[Records from a dataset]

****************

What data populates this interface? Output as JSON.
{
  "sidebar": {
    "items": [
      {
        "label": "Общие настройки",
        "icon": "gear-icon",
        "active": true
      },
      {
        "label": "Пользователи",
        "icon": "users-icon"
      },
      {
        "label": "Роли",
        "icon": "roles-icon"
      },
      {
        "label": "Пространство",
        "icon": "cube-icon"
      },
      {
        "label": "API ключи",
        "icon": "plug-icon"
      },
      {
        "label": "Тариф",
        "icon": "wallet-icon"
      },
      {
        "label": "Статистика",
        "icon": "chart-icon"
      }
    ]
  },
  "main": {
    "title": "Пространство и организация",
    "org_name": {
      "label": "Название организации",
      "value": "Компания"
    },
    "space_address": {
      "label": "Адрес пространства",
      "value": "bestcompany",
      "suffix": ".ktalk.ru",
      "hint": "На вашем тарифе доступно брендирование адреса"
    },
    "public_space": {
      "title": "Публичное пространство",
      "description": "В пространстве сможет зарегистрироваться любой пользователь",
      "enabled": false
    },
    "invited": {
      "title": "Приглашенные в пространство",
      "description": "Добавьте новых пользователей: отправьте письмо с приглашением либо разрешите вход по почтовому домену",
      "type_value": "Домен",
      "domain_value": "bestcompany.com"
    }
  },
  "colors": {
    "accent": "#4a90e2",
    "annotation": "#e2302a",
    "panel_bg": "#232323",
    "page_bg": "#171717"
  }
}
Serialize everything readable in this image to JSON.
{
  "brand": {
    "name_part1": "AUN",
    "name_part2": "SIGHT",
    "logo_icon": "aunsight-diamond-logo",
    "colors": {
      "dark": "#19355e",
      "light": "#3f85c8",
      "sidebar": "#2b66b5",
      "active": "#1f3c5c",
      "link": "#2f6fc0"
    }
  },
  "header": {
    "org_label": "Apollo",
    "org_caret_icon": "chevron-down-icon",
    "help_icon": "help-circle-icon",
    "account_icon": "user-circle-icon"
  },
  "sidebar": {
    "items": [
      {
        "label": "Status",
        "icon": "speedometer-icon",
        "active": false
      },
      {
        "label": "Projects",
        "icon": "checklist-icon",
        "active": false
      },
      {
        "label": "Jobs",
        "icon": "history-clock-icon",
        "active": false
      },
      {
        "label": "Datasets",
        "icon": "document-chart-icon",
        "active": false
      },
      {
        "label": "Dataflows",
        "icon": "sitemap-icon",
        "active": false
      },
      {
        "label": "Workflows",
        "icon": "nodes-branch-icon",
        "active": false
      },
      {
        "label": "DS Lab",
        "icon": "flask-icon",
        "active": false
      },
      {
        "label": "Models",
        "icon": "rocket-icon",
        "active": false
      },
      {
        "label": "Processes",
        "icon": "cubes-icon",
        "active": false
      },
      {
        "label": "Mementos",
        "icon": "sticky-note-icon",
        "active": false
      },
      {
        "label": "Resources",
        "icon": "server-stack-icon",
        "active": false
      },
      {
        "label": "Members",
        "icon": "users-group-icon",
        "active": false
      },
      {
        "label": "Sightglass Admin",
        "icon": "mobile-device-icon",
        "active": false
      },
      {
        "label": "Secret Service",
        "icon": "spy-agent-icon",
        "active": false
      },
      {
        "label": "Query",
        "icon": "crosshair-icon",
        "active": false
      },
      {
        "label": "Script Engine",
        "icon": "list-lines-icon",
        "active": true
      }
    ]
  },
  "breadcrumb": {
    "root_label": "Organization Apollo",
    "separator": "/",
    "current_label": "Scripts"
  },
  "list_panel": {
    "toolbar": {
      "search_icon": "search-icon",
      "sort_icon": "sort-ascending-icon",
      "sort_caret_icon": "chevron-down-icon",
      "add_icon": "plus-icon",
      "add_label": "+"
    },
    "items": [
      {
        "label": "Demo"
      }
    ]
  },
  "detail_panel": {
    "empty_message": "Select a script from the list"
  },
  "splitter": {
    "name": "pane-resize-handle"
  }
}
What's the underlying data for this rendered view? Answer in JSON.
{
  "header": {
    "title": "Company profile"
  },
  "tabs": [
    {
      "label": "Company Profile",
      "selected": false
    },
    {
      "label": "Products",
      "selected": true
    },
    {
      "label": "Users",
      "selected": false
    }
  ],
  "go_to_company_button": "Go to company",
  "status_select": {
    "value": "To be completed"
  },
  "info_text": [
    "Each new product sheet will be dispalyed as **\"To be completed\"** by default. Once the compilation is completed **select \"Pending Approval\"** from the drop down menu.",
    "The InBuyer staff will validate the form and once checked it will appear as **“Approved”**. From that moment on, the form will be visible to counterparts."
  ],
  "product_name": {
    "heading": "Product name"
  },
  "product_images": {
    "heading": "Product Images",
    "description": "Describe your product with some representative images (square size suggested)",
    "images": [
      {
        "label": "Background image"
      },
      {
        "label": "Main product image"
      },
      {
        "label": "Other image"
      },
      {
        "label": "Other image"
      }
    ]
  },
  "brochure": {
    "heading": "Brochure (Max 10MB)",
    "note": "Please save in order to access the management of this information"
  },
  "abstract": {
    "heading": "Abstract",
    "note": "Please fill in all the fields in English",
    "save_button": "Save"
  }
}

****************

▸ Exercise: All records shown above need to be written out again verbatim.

▸ Result:
What data populates this interface? Output as JSON.
{
  "sidebar": {
    "items": [
      {
        "label": "Общие настройки",
        "icon": "gear-icon",
        "active": true
      },
      {
        "label": "Пользователи",
        "icon": "users-icon"
      },
      {
        "label": "Роли",
        "icon": "roles-icon"
      },
      {
        "label": "Пространство",
        "icon": "cube-icon"
      },
      {
        "label": "API ключи",
        "icon": "plug-icon"
      },
      {
        "label": "Тариф",
        "icon": "wallet-icon"
      },
      {
        "label": "Статистика",
        "icon": "chart-icon"
      }
    ]
  },
  "main": {
    "title": "Пространство и организация",
    "org_name": {
      "label": "Название организации",
      "value": "Компания"
    },
    "space_address": {
      "label": "Адрес пространства",
      "value": "bestcompany",
      "suffix": ".ktalk.ru",
      "hint": "На вашем тарифе доступно брендирование адреса"
    },
    "public_space": {
      "title": "Публичное пространство",
      "description": "В пространстве сможет зарегистрироваться любой пользователь",
      "enabled": false
    },
    "invited": {
      "title": "Приглашенные в пространство",
      "description": "Добавьте новых пользователей: отправьте письмо с приглашением либо разрешите вход по почтовому домену",
      "type_value": "Домен",
      "domain_value": "bestcompany.com"
    }
  },
  "colors": {
    "accent": "#4a90e2",
    "annotation": "#e2302a",
    "panel_bg": "#232323",
    "page_bg": "#171717"
  }
}
Serialize everything readable in this image to JSON.
{
  "brand": {
    "name_part1": "AUN",
    "name_part2": "SIGHT",
    "logo_icon": "aunsight-diamond-logo",
    "colors": {
      "dark": "#19355e",
      "light": "#3f85c8",
      "sidebar": "#2b66b5",
      "active": "#1f3c5c",
      "link": "#2f6fc0"
    }
  },
  "header": {
    "org_label": "Apollo",
    "org_caret_icon": "chevron-down-icon",
    "help_icon": "help-circle-icon",
    "account_icon": "user-circle-icon"
  },
  "sidebar": {
    "items": [
      {
        "label": "Status",
        "icon": "speedometer-icon",
        "active": false
      },
      {
        "label": "Projects",
        "icon": "checklist-icon",
        "active": false
      },
      {
        "label": "Jobs",
        "icon": "history-clock-icon",
        "active": false
      },
      {
        "label": "Datasets",
        "icon": "document-chart-icon",
        "active": false
      },
      {
        "label": "Dataflows",
        "icon": "sitemap-icon",
        "active": false
      },
      {
        "label": "Workflows",
        "icon": "nodes-branch-icon",
        "active": false
      },
      {
        "label": "DS Lab",
        "icon": "flask-icon",
        "active": false
      },
      {
        "label": "Models",
        "icon": "rocket-icon",
        "active": false
      },
      {
        "label": "Processes",
        "icon": "cubes-icon",
        "active": false
      },
      {
        "label": "Mementos",
        "icon": "sticky-note-icon",
        "active": false
      },
      {
        "label": "Resources",
        "icon": "server-stack-icon",
        "active": false
      },
      {
        "label": "Members",
        "icon": "users-group-icon",
        "active": false
      },
      {
        "label": "Sightglass Admin",
        "icon": "mobile-device-icon",
        "active": false
      },
      {
        "label": "Secret Service",
        "icon": "spy-agent-icon",
        "active": false
      },
      {
        "label": "Query",
        "icon": "crosshair-icon",
        "active": false
      },
      {
        "label": "Script Engine",
        "icon": "list-lines-icon",
        "active": true
      }
    ]
  },
  "breadcrumb": {
    "root_label": "Organization Apollo",
    "separator": "/",
    "current_label": "Scripts"
  },
  "list_panel": {
    "toolbar": {
      "search_icon": "search-icon",
      "sort_icon": "sort-ascending-icon",
      "sort_caret_icon": "chevron-down-icon",
      "add_icon": "plus-icon",
      "add_label": "+"
    },
    "items": [
      {
        "label": "Demo"
      }
    ]
  },
  "detail_panel": {
    "empty_message": "Select a script from the list"
  },
  "splitter": {
    "name": "pane-resize-handle"
  }
}
What's the underlying data for this rendered view? Answer in JSON.
{
  "header": {
    "title": "Company profile"
  },
  "tabs": [
    {
      "label": "Company Profile",
      "selected": false
    },
    {
      "label": "Products",
      "selected": true
    },
    {
      "label": "Users",
      "selected": false
    }
  ],
  "go_to_company_button": "Go to company",
  "status_select": {
    "value": "To be completed"
  },
  "info_text": [
    "Each new product sheet will be dispalyed as **\"To be completed\"** by default. Once the compilation is completed **select \"Pending Approval\"** from the drop down menu.",
    "The InBuyer staff will validate the form and once checked it will appear as **“Approved”**. From that moment on, the form will be visible to counterparts."
  ],
  "product_name": {
    "heading": "Product name"
  },
  "product_images": {
    "heading": "Product Images",
    "description": "Describe your product with some representative images (square size suggested)",
    "images": [
      {
        "label": "Background image"
      },
      {
        "label": "Main product image"
      },
      {
        "label": "Other image"
      },
      {
        "label": "Other image"
      }
    ]
  },
  "brochure": {
    "heading": "Brochure (Max 10MB)",
    "note": "Please save in order to access the management of this information"
  },
  "abstract": {
    "heading": "Abstract",
    "note": "Please fill in all the fields in English",
    "save_button": "Save"
  }
}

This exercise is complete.